Element data from apps and pages:
+++
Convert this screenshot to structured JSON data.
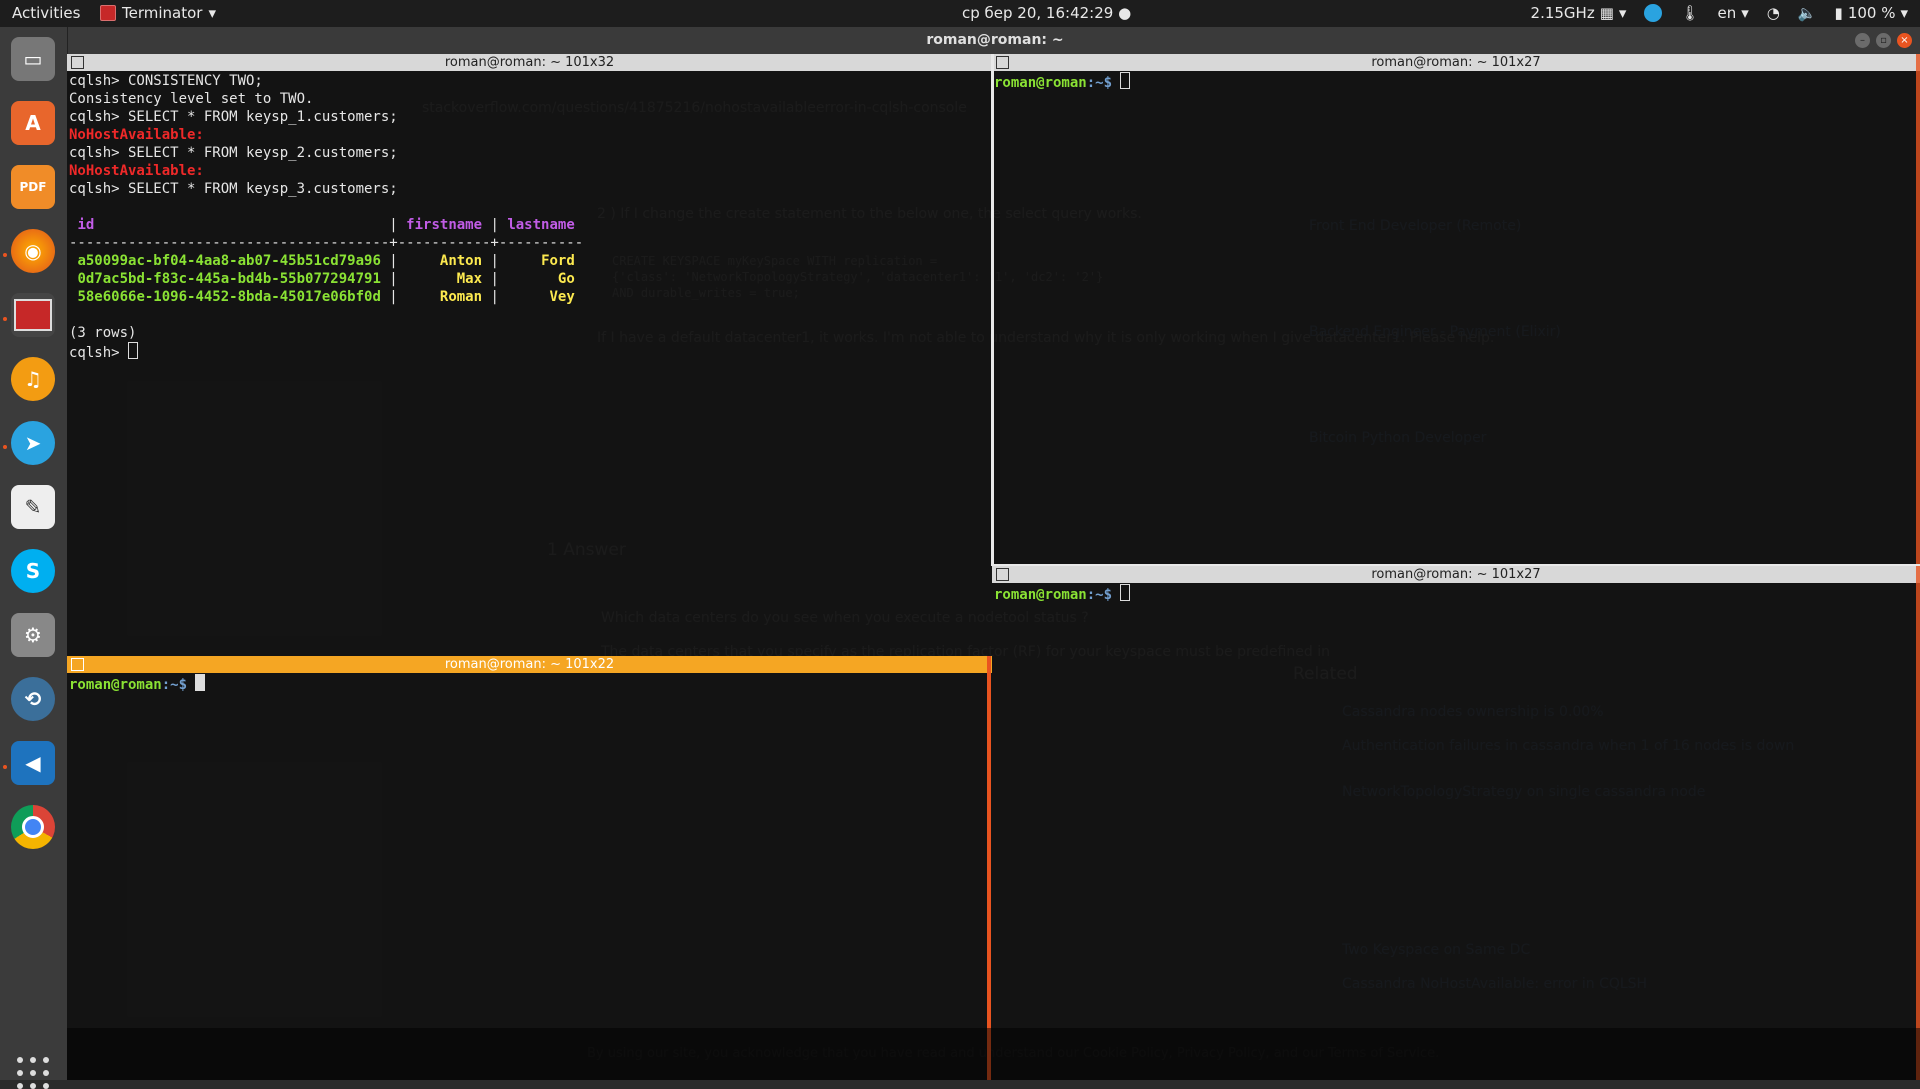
{
  "topbar": {
    "activities": "Activities",
    "app_name": "Terminator",
    "clock": "ср бер 20, 16:42:29 ●",
    "cpu": "2.15GHz",
    "lang": "en",
    "battery": "100 %"
  },
  "window": {
    "title": "roman@roman: ~"
  },
  "panes": {
    "top_left": {
      "title": "roman@roman: ~ 101x32",
      "lines": {
        "l1": "cqlsh> CONSISTENCY TWO;",
        "l2": "Consistency level set to TWO.",
        "l3": "cqlsh> SELECT * FROM keysp_1.customers;",
        "l4": "NoHostAvailable:",
        "l5": "cqlsh> SELECT * FROM keysp_2.customers;",
        "l6": "NoHostAvailable:",
        "l7": "cqlsh> SELECT * FROM keysp_3.customers;"
      },
      "table": {
        "col_id": "id",
        "col_firstname": "firstname",
        "col_lastname": "lastname",
        "sep": "--------------------------------------+-----------+----------",
        "rows": [
          {
            "id": "a50099ac-bf04-4aa8-ab07-45b51cd79a96",
            "first": "Anton",
            "last": "Ford"
          },
          {
            "id": "0d7ac5bd-f83c-445a-bd4b-55b077294791",
            "first": "Max",
            "last": "Go"
          },
          {
            "id": "58e6066e-1096-4452-8bda-45017e06bf0d",
            "first": "Roman",
            "last": "Vey"
          }
        ],
        "count": "(3 rows)",
        "prompt": "cqlsh>"
      }
    },
    "bottom_left": {
      "title": "roman@roman: ~ 101x22",
      "prompt_user": "roman@roman",
      "prompt_path": ":~$"
    },
    "top_right": {
      "title": "roman@roman: ~ 101x27",
      "prompt_user": "roman@roman",
      "prompt_path": ":~$"
    },
    "bottom_right": {
      "title": "roman@roman: ~ 101x27",
      "prompt_user": "roman@roman",
      "prompt_path": ":~$"
    }
  },
  "background_page": {
    "url": "stackoverflow.com/questions/41875216/nohostavailableerror-in-cqlsh-console",
    "question_text": "2 ) If I change the create statement to the below one, the select query works.",
    "code_line1": "CREATE KEYSPACE myKeySpace WITH replication =",
    "code_line2": "{'class': 'NetworkTopologyStrategy', 'datacenter1': '1', 'dc2': '2'}",
    "code_line3": "AND durable_writes = true;",
    "para": "If I have a default datacenter1, it works. I'm not able to understand why it is only working when I give datacenter1. Please help.",
    "answers_heading": "1 Answer",
    "answer_q": "Which data centers do you see when you execute a nodetool status ?",
    "answer_text": "The data centers that you specify as the replication factor (RF) for your keyspace must be predefined in",
    "related": "Related",
    "related_items": [
      "Cassandra nodes ownership is 0.00%",
      "Authentication failures in cassandra when 1 of 16 nodes is down",
      "NetworkTopologyStrategy on single cassandra node",
      "Two Keyspace on Same DC",
      "Cassandra NoHostAvailable: error in CQLSH"
    ],
    "jobs": [
      "Front End Developer (Remote)",
      "Backend Engineer - Payment (Elixir)",
      "Bitcoin Python Developer"
    ],
    "cookie": "By using our site, you acknowledge that you have read and understand our Cookie Policy, Privacy Policy, and our Terms of Service."
  }
}
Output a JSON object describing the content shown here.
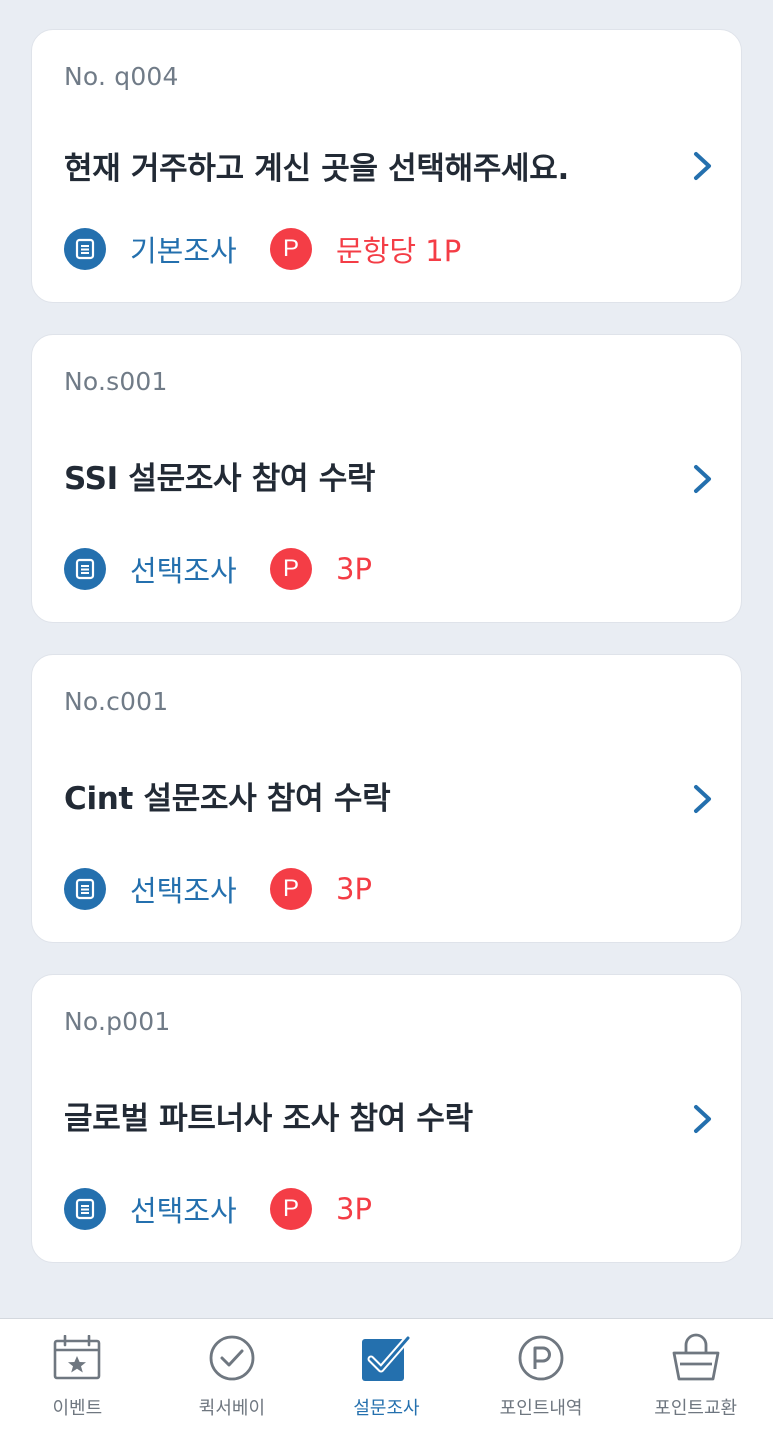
{
  "surveys": [
    {
      "no": "No. q004",
      "title": "현재 거주하고 계신 곳을 선택해주세요.",
      "type": "기본조사",
      "type_icon": "document-icon",
      "point_badge": "P",
      "points": "문항당 1P"
    },
    {
      "no": "No.s001",
      "title": "SSI 설문조사 참여 수락",
      "type": "선택조사",
      "type_icon": "document-icon",
      "point_badge": "P",
      "points": "3P"
    },
    {
      "no": "No.c001",
      "title": "Cint 설문조사 참여 수락",
      "type": "선택조사",
      "type_icon": "document-icon",
      "point_badge": "P",
      "points": "3P"
    },
    {
      "no": "No.p001",
      "title": "글로벌 파트너사 조사 참여 수락",
      "type": "선택조사",
      "type_icon": "document-icon",
      "point_badge": "P",
      "points": "3P"
    }
  ],
  "tabbar": {
    "tabs": [
      {
        "label": "이벤트",
        "icon": "calendar-star-icon"
      },
      {
        "label": "퀵서베이",
        "icon": "check-circle-icon"
      },
      {
        "label": "설문조사",
        "icon": "checkbox-icon",
        "active": true
      },
      {
        "label": "포인트내역",
        "icon": "point-circle-icon"
      },
      {
        "label": "포인트교환",
        "icon": "shopping-basket-icon"
      }
    ]
  },
  "colors": {
    "background": "#e9edf3",
    "accent_blue": "#2470ae",
    "point_red": "#f43d46",
    "title_text": "#222a35",
    "muted_text": "#707b87"
  }
}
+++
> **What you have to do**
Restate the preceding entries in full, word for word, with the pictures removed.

> **Task solution**
Convert this screenshot to structured JSON data.
{
  "topbar": {
    "activities": "Activities",
    "app_name": "Terminator",
    "clock": "ср бер 20, 16:42:29 ●",
    "cpu": "2.15GHz",
    "lang": "en",
    "battery": "100 %"
  },
  "window": {
    "title": "roman@roman: ~"
  },
  "panes": {
    "top_left": {
      "title": "roman@roman: ~ 101x32",
      "lines": {
        "l1": "cqlsh> CONSISTENCY TWO;",
        "l2": "Consistency level set to TWO.",
        "l3": "cqlsh> SELECT * FROM keysp_1.customers;",
        "l4": "NoHostAvailable:",
        "l5": "cqlsh> SELECT * FROM keysp_2.customers;",
        "l6": "NoHostAvailable:",
        "l7": "cqlsh> SELECT * FROM keysp_3.customers;"
      },
      "table": {
        "col_id": "id",
        "col_firstname": "firstname",
        "col_lastname": "lastname",
        "sep": "--------------------------------------+-----------+----------",
        "rows": [
          {
            "id": "a50099ac-bf04-4aa8-ab07-45b51cd79a96",
            "first": "Anton",
            "last": "Ford"
          },
          {
            "id": "0d7ac5bd-f83c-445a-bd4b-55b077294791",
            "first": "Max",
            "last": "Go"
          },
          {
            "id": "58e6066e-1096-4452-8bda-45017e06bf0d",
            "first": "Roman",
            "last": "Vey"
          }
        ],
        "count": "(3 rows)",
        "prompt": "cqlsh>"
      }
    },
    "bottom_left": {
      "title": "roman@roman: ~ 101x22",
      "prompt_user": "roman@roman",
      "prompt_path": ":~$"
    },
    "top_right": {
      "title": "roman@roman: ~ 101x27",
      "prompt_user": "roman@roman",
      "prompt_path": ":~$"
    },
    "bottom_right": {
      "title": "roman@roman: ~ 101x27",
      "prompt_user": "roman@roman",
      "prompt_path": ":~$"
    }
  },
  "background_page": {
    "url": "stackoverflow.com/questions/41875216/nohostavailableerror-in-cqlsh-console",
    "question_text": "2 ) If I change the create statement to the below one, the select query works.",
    "code_line1": "CREATE KEYSPACE myKeySpace WITH replication =",
    "code_line2": "{'class': 'NetworkTopologyStrategy', 'datacenter1': '1', 'dc2': '2'}",
    "code_line3": "AND durable_writes = true;",
    "para": "If I have a default datacenter1, it works. I'm not able to understand why it is only working when I give datacenter1. Please help.",
    "answers_heading": "1 Answer",
    "answer_q": "Which data centers do you see when you execute a nodetool status ?",
    "answer_text": "The data centers that you specify as the replication factor (RF) for your keyspace must be predefined in",
    "related": "Related",
    "related_items": [
      "Cassandra nodes ownership is 0.00%",
      "Authentication failures in cassandra when 1 of 16 nodes is down",
      "NetworkTopologyStrategy on single cassandra node",
      "Two Keyspace on Same DC",
      "Cassandra NoHostAvailable: error in CQLSH"
    ],
    "jobs": [
      "Front End Developer (Remote)",
      "Backend Engineer - Payment (Elixir)",
      "Bitcoin Python Developer"
    ],
    "cookie": "By using our site, you acknowledge that you have read and understand our Cookie Policy, Privacy Policy, and our Terms of Service."
  }
}
Output a JSON object describing the content shown here.
{
  "surveys": [
    {
      "no": "No. q004",
      "title": "현재 거주하고 계신 곳을 선택해주세요.",
      "type": "기본조사",
      "type_icon": "document-icon",
      "point_badge": "P",
      "points": "문항당 1P"
    },
    {
      "no": "No.s001",
      "title": "SSI 설문조사 참여 수락",
      "type": "선택조사",
      "type_icon": "document-icon",
      "point_badge": "P",
      "points": "3P"
    },
    {
      "no": "No.c001",
      "title": "Cint 설문조사 참여 수락",
      "type": "선택조사",
      "type_icon": "document-icon",
      "point_badge": "P",
      "points": "3P"
    },
    {
      "no": "No.p001",
      "title": "글로벌 파트너사 조사 참여 수락",
      "type": "선택조사",
      "type_icon": "document-icon",
      "point_badge": "P",
      "points": "3P"
    }
  ],
  "tabbar": {
    "tabs": [
      {
        "label": "이벤트",
        "icon": "calendar-star-icon"
      },
      {
        "label": "퀵서베이",
        "icon": "check-circle-icon"
      },
      {
        "label": "설문조사",
        "icon": "checkbox-icon",
        "active": true
      },
      {
        "label": "포인트내역",
        "icon": "point-circle-icon"
      },
      {
        "label": "포인트교환",
        "icon": "shopping-basket-icon"
      }
    ]
  },
  "colors": {
    "background": "#e9edf3",
    "accent_blue": "#2470ae",
    "point_red": "#f43d46",
    "title_text": "#222a35",
    "muted_text": "#707b87"
  }
}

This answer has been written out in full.